My story: (well, one of them) I'll do my best to tell this story as cohesively as possible. Seriously my memories flood my mind like tidal waves. It's been so long that I think I may have forgotten a lot of medical details but the emotions are as fresh as they were 14 years ago!
I knew that my twins would more than likely come early as I'd had a very difficult and complicated pregnancy. Everyday we'd pray for just one more day because each day meant that my babies were bigger and stronger and would have a shorter stay in the NICU. On Sept. 12, 1998 I was 32 weeks pregnant and my water broke in the wee hours of the morning. It was time to go to the hospital, ready or not. One of my babies could not be born vaginally due to her omphalocele (birth defect of the abdominal wall) so an emergency C-section was in order. The operating room was full of doctors and nurses; my doctor and nurse, and a team for each of the babies. At 9:18am my daughter, Megan Mariah, was delivered, I heard a cry and she was whisked away by the NICU team. I barely got a glance of her. Three minutes later, my son, Matthew Vernon came into the world. He cried and the nurse took a moment to put that precious baby up to my face before he was also rushed to NICU. Matthew weighed in at 4 lb, 11 oz and was 17 inches long. Megan weighted 4 lb, 5 oz and was 14 1/2 inches long. After getting to my room from recovery I learned that I would not be able to see my babies for 24 hours because of my C-section. I was devastated!
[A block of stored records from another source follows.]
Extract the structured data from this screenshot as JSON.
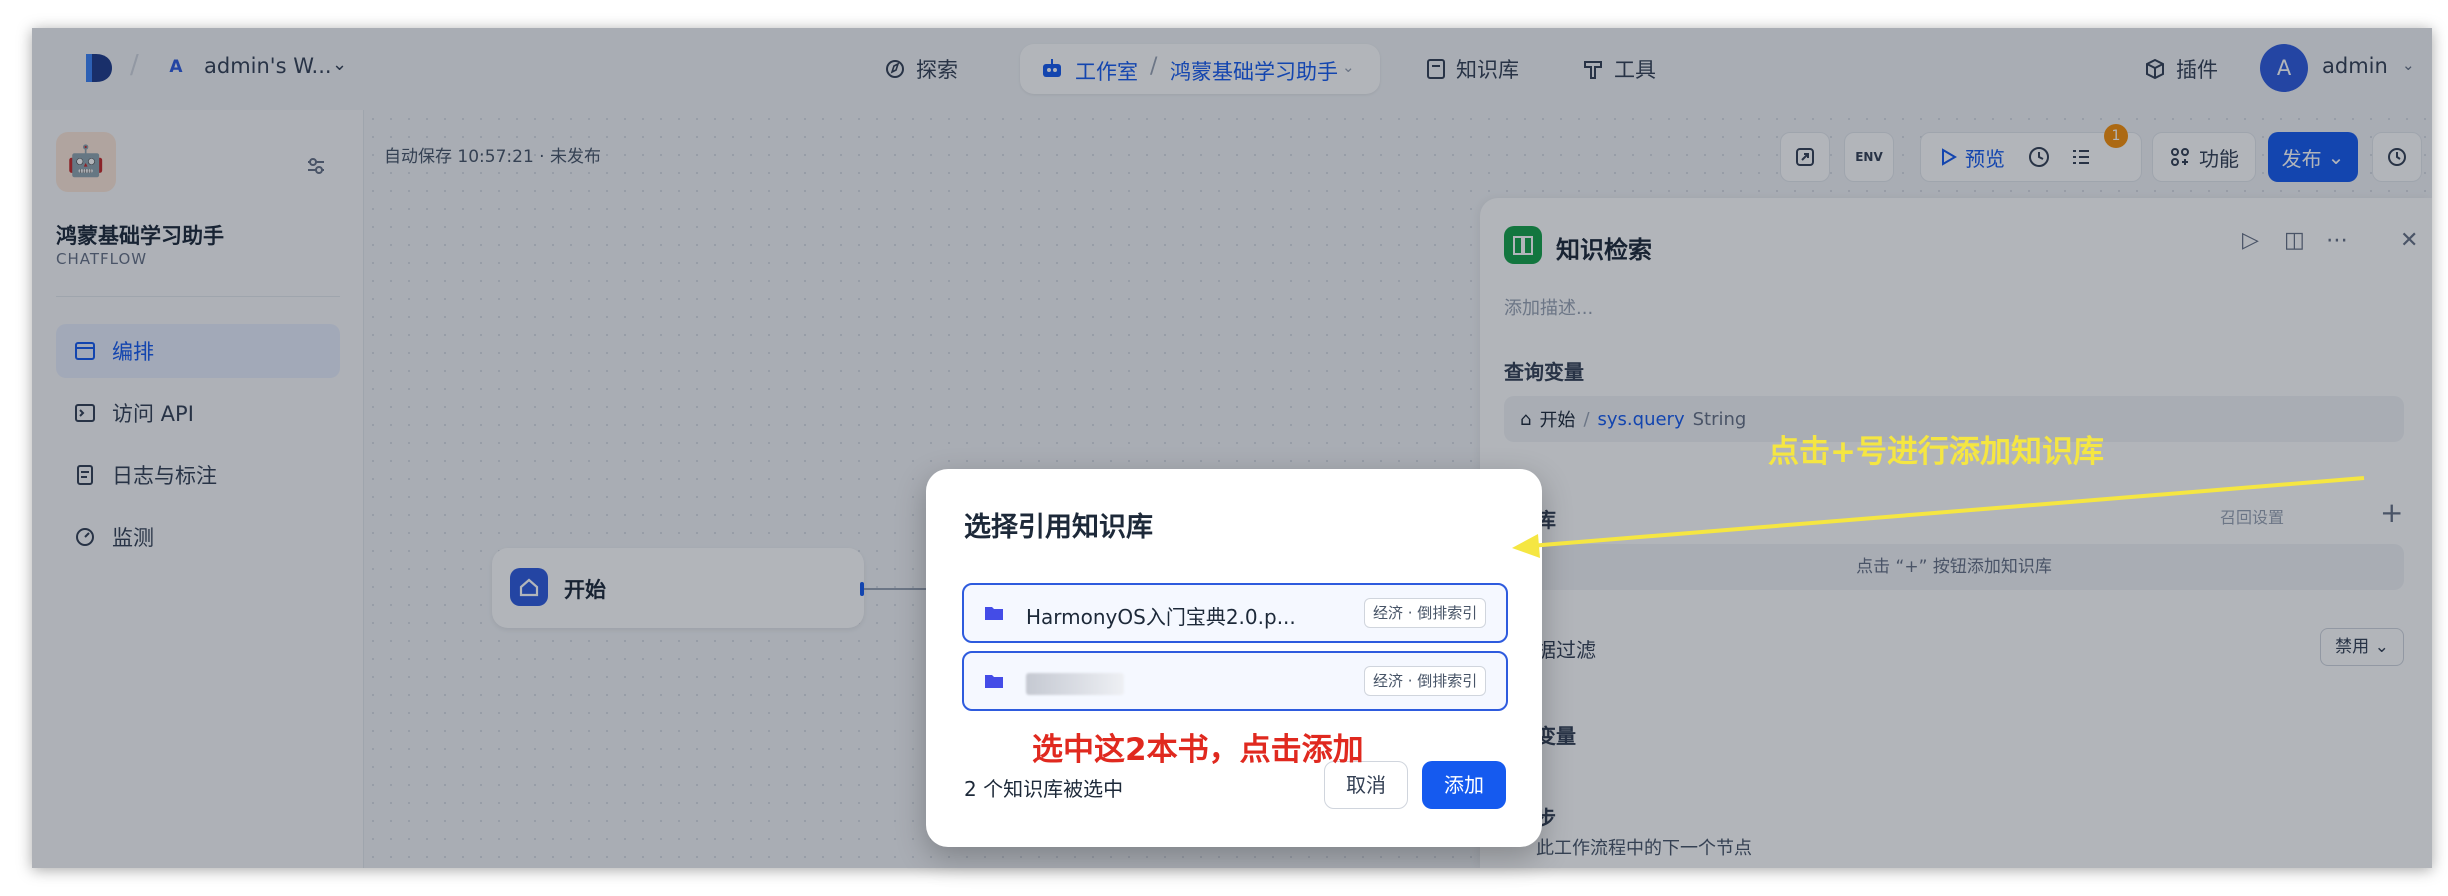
{
  "header": {
    "workspace_badge": "A",
    "workspace_name": "admin's W...",
    "nav": {
      "explore": "探索",
      "studio": "工作室",
      "app_name": "鸿蒙基础学习助手",
      "knowledge": "知识库",
      "tools": "工具",
      "plugins": "插件"
    },
    "user_initial": "A",
    "user_name": "admin"
  },
  "sidebar": {
    "app_name": "鸿蒙基础学习助手",
    "app_type": "CHATFLOW",
    "items": [
      {
        "label": "编排",
        "active": true
      },
      {
        "label": "访问 API"
      },
      {
        "label": "日志与标注"
      },
      {
        "label": "监测"
      }
    ]
  },
  "canvas": {
    "autosave": "自动保存 10:57:21 · 未发布",
    "toolbar": {
      "env": "ENV",
      "preview": "预览",
      "badge_count": "1",
      "features": "功能",
      "publish": "发布"
    },
    "start_node": "开始"
  },
  "panel": {
    "title": "知识检索",
    "description": "添加描述...",
    "query_label": "查询变量",
    "query_source": "开始",
    "query_sep": "/",
    "query_var": "sys.query",
    "query_type": "String",
    "kb_label": "库",
    "recall_label": "召回设置",
    "kb_empty": "点击 “+” 按钮添加知识库",
    "filter_label": "据过滤",
    "filter_value": "禁用",
    "output_label": "变量",
    "next_label": "步",
    "next_desc": "此工作流程中的下一个节点"
  },
  "modal": {
    "title": "选择引用知识库",
    "items": [
      {
        "name": "HarmonyOS入门宝典2.0.p...",
        "tag": "经济 · 倒排索引"
      },
      {
        "name": "",
        "tag": "经济 · 倒排索引"
      }
    ],
    "selected_count": "2 个知识库被选中",
    "cancel": "取消",
    "add": "添加"
  },
  "annotations": {
    "yellow": "点击+号进行添加知识库",
    "red": "选中这2本书，点击添加"
  },
  "colors": {
    "accent": "#155aef",
    "annotation_yellow": "#f5e642",
    "annotation_red": "#e0291f"
  }
}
I needed to see my babies and they needed their mommy! To make matters even worse, the omphalocele was much worse than the doctors had thought it would be. Megan was diagnosed with OEIS complex.(We knew at 16 weeks that our baby would be born with a defect) My poor husband had to receive the new of our baby's serious condition on his own. It was so difficult to process all the information we were getting not just for one baby but two. Megan could not breathe on her own and was on a ventilator. Matthew was mostly healthy, he needed some oxygen support, had to learn to suck and gain weight. He did spent about 24 hours on a respirator but that's pretty good for a 32 weeker! I spent 4 days in the hospital. On the day my husband drove me out of that hospital parking lot, I just lost it. I cried huge sobs from the depths of my soul. Not leaving that hospital with my babies was one of the hardest things I ever had to do.
Megan had her first surgery at 5 days old to attempt to put her bowels and liver back into her abdomen and a protective covering was placed over the organs that couldn't fit just yet. Megan also had an imperforate anus and had to have a colostomy And that was the first day we were able to hold Matthew. Yes! 5 days without being able to hold my baby was excruitating! That day was so exhausting. We were so worried about our baby in surgery (I can't even how long the surgery lasted, but it was several hours) and at the same time we were so excited about our baby that was doing well. One minute you feel joy and the next minute you feel guilty for feeling that joy when you have a baby that is so critically ill. Matthew continued to have ups and downs. That's very typical of preemies. One day you see progress, the next day is two steps backwards. Megan had her 2nd surgery at 17 days old to "stuff" the remainder of organs back into her abdomen that didn't fit at the previous surgery and to have a skin graft to cover the opening in her abdominal wall. Within a couple of days her conditions rapidly deteriorated. She got an infection and became septic, her organs began shutting down and at 23 days old our precious baby went home, not to our home here on earth, but to our heavenly home. At the same time our Matthew was improving each day. He just had to learn to eat better. He would burn more calories trying to feed than he would get from nursing. Once we decided to bottle feed him he began to gain weight and thrive! I was so disappointed that I was not able to nurse him but it got to the point that I just needed to get my son home!
You begin to feel like you will never get to take that baby home. You feel so alone, even though there are many nurses, doctors and other families there with there own little ones. It seems like you live in a bubble inside the NICU walls, you lose all contact with the outside world. Really, you wonder how the world could possibly continue about it's business when you are experiencing such a difficult time. But the world does go on. Thankfully there were so many people, family, friends and complete strangers praying for us, encouraging us to hold on to hope and faith. One day I walked in to the NICU and inside each of my babies' isolette there were little stuffed animals that someone had delivered for them. We were told about the ladies that knitted the hats for our babies to keep their little heads from loosing too much heat. Cards were delivered, special tokens and momentos. These things helped keep us going, especially on those days that just seemed like we would never survive this experience. This is why this project means so much to me. I could go on and on about our ups, downs, emotions and how we coped. I'm sure I will continue to share about this experience as I remember other details and other memories.
Matt finally went home at 5 1/2 weeks old weighing 6 lbs. After a week at home, he gained a whole pound! He did go home with a apnea monitor since he would still have some apnea episodes and bradycardia (slow heart beat) on rare occasions. He stayed on the monitor for 6 months without incident. Well, the monitor would go off and scare us to death but that was because the wires would come off. Matthew did suffer from respiratory problems through his first two years of life but he is now 14 years old, nearly 6 feet tall and perfectly healthy!